EXCERPTED DATA:
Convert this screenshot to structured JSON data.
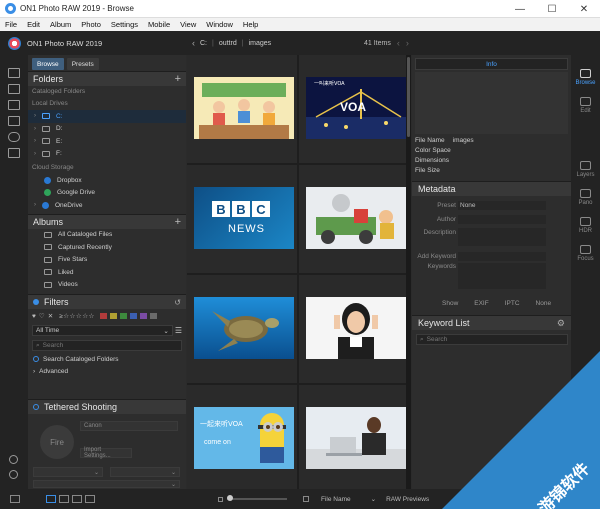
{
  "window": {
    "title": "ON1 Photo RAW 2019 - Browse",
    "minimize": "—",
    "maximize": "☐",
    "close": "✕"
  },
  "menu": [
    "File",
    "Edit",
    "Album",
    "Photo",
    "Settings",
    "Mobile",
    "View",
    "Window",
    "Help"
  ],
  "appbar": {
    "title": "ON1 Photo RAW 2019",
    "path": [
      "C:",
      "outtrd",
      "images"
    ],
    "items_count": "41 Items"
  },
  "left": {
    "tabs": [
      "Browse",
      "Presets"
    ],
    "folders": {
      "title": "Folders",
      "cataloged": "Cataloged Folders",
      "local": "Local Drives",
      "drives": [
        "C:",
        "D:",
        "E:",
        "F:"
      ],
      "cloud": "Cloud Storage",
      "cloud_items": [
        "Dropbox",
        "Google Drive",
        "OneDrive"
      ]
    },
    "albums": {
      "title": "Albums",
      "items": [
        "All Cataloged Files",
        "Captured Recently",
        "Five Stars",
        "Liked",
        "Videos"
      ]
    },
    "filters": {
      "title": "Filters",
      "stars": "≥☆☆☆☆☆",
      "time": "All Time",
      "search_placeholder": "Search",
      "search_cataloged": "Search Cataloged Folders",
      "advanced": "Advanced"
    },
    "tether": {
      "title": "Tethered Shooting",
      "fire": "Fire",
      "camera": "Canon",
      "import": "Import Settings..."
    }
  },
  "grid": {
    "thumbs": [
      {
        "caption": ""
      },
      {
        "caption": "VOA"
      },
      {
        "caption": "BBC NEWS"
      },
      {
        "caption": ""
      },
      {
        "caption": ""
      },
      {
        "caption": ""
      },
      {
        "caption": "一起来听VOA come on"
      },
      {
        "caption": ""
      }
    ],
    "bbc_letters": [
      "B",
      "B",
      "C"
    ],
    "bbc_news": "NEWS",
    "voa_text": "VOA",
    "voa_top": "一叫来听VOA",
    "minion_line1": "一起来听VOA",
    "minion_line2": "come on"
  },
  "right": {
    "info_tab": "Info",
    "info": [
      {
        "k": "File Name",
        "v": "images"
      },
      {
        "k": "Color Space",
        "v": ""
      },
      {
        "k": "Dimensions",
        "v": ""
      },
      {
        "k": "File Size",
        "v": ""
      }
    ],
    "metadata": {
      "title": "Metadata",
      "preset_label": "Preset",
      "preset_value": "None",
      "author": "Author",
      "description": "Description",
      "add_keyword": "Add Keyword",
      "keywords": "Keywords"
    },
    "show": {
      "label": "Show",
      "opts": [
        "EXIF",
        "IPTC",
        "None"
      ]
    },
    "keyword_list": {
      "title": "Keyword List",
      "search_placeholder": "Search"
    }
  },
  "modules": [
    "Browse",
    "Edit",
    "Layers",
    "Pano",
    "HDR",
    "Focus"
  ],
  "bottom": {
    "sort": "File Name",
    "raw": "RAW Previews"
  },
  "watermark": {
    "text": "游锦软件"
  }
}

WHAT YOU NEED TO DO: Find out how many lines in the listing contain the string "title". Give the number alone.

RESPONSE: 8